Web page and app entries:
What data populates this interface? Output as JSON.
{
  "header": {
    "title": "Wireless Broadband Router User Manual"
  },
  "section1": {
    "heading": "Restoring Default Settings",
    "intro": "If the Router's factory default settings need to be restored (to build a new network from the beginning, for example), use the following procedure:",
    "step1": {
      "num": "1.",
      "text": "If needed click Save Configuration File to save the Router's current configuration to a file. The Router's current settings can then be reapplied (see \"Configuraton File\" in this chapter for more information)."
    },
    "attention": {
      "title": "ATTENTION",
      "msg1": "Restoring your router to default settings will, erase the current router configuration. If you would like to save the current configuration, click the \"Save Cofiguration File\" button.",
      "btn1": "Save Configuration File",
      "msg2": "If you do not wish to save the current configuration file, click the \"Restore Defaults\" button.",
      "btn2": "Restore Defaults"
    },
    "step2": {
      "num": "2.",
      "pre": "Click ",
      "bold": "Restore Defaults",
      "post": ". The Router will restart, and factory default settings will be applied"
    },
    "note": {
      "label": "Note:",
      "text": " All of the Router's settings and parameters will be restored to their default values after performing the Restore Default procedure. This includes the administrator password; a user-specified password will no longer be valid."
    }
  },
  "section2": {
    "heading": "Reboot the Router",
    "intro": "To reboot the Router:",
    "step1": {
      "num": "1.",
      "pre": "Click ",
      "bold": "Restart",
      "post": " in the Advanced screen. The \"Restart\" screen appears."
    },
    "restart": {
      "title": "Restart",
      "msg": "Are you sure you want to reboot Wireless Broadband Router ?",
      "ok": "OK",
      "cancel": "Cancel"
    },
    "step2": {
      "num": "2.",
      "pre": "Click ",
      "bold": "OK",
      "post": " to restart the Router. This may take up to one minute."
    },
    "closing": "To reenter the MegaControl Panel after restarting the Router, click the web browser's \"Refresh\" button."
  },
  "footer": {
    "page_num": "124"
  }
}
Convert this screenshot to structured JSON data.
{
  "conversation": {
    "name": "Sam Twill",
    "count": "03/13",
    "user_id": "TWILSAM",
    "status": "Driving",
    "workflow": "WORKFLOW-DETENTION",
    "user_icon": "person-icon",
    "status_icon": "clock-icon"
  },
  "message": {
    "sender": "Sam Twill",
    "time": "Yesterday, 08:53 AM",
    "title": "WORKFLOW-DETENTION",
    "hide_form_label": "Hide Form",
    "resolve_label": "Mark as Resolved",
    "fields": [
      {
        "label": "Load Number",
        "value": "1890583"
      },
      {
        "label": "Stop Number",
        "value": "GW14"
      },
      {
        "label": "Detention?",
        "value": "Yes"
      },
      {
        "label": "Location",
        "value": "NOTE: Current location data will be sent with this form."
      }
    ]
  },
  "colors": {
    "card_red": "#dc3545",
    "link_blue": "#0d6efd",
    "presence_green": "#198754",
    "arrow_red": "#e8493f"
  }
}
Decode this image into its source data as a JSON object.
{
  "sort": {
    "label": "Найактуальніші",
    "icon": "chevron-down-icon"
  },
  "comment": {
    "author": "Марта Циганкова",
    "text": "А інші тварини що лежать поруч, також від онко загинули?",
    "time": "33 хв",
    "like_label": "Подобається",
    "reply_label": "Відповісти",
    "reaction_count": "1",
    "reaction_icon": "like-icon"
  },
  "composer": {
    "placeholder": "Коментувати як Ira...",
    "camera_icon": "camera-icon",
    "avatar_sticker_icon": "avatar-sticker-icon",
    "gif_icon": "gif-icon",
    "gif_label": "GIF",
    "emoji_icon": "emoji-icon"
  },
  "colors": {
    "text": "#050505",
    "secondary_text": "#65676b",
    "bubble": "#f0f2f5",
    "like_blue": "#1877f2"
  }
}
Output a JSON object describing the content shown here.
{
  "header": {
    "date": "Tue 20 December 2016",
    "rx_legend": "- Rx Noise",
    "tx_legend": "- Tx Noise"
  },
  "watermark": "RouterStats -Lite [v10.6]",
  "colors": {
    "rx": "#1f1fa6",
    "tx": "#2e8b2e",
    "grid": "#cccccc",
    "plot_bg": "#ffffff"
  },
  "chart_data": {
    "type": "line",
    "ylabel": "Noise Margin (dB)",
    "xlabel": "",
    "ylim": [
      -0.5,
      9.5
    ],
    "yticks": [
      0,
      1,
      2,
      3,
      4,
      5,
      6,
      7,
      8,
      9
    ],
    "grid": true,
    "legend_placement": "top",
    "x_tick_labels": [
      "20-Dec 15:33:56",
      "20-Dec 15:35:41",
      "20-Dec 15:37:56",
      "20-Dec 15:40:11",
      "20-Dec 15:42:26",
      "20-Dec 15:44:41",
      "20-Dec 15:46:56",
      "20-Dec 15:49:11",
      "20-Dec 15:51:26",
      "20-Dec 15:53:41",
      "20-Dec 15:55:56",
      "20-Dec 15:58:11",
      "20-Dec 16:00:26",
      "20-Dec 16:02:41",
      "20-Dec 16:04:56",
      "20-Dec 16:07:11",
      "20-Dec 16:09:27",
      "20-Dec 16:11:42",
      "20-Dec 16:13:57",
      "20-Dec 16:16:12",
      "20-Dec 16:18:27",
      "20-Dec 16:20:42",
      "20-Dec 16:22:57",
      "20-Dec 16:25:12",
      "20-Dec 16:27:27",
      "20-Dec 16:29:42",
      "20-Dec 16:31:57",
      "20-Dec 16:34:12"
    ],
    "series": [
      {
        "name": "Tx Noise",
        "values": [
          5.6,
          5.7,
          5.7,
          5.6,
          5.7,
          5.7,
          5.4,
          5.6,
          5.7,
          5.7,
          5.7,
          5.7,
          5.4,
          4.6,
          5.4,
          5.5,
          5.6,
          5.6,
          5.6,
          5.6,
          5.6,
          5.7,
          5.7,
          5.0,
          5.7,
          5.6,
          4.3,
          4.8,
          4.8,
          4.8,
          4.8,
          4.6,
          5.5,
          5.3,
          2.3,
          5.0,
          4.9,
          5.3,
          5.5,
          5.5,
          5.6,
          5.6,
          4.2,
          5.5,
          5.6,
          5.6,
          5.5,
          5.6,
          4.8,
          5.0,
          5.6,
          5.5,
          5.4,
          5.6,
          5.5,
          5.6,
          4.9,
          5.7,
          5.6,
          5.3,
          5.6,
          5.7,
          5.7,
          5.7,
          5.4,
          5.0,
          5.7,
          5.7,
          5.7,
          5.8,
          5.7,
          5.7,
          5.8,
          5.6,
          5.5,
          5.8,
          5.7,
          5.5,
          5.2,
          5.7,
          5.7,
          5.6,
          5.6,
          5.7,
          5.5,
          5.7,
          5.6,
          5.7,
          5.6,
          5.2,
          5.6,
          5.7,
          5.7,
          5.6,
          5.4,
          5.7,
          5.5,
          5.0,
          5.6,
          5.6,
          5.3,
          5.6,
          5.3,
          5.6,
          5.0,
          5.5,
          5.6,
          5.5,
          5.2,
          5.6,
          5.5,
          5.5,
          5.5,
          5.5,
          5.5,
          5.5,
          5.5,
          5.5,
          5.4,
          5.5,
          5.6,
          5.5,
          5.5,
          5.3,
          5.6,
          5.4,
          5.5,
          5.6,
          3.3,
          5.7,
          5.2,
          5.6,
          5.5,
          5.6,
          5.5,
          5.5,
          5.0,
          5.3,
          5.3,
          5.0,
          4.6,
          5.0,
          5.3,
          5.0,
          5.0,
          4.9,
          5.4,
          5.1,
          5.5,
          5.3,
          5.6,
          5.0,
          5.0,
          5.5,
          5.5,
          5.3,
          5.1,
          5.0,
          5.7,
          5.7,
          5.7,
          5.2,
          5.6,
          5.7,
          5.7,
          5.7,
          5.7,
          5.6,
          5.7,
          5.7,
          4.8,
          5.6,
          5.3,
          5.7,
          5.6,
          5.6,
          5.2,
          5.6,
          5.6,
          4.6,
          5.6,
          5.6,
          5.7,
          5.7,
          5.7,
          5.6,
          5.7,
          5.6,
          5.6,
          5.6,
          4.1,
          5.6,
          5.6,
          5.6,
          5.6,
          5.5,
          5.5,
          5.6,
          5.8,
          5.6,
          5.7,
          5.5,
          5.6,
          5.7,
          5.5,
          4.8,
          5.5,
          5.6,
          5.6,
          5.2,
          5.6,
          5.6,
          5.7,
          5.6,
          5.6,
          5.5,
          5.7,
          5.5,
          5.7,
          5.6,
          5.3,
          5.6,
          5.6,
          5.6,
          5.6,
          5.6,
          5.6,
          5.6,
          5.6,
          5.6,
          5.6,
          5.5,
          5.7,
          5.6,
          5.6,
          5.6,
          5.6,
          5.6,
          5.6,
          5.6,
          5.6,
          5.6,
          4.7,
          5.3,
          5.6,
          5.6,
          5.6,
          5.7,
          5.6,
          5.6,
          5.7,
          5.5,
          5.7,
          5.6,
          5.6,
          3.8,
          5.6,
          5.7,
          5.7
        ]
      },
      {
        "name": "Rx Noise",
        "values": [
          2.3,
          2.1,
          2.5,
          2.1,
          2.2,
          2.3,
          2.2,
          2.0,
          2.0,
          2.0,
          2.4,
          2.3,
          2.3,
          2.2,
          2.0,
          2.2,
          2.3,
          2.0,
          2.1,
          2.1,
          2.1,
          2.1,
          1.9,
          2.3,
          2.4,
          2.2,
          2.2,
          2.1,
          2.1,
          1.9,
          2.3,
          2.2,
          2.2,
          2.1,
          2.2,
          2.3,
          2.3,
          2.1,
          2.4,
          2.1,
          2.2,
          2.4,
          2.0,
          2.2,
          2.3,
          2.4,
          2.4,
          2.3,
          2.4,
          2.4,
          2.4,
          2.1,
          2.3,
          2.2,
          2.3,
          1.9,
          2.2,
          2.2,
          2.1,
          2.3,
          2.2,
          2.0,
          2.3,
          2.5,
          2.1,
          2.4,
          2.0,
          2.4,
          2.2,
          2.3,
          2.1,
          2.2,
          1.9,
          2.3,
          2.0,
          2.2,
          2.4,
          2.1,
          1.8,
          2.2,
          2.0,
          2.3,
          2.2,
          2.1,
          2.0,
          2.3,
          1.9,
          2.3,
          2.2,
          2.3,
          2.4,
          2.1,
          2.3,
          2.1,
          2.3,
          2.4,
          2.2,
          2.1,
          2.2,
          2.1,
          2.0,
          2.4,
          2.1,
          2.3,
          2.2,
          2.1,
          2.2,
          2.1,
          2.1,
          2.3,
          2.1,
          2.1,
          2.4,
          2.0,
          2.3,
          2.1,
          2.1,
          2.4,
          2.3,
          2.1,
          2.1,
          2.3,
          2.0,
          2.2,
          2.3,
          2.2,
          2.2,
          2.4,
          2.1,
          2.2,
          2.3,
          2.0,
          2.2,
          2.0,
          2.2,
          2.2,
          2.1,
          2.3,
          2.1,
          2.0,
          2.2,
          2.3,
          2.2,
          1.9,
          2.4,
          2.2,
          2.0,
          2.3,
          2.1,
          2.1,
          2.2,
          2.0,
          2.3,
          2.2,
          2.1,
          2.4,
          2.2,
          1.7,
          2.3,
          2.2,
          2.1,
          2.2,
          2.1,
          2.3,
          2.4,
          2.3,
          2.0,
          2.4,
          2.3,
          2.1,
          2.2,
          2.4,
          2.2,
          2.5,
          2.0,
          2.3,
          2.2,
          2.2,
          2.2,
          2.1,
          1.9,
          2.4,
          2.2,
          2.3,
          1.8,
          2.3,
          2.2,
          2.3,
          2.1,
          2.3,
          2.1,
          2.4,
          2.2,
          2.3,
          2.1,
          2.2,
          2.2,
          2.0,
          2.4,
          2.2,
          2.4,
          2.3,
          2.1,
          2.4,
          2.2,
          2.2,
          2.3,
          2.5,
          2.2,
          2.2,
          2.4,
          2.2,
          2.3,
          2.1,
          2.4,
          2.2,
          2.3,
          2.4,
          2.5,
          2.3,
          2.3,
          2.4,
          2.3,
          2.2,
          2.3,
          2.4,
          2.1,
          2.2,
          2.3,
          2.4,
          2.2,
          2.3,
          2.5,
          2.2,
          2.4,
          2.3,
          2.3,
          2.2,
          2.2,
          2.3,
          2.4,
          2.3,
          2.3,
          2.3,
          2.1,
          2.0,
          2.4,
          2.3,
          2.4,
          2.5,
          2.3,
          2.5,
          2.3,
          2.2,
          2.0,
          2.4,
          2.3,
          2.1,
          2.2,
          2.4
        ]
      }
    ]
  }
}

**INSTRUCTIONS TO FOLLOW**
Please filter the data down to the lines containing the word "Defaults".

**EXERCISE OUTPUT**
      "msg2": "If you do not wish to save the current configuration file, click the \"Restore Defaults\" button.",
      "btn2": "Restore Defaults"
      "bold": "Restore Defaults",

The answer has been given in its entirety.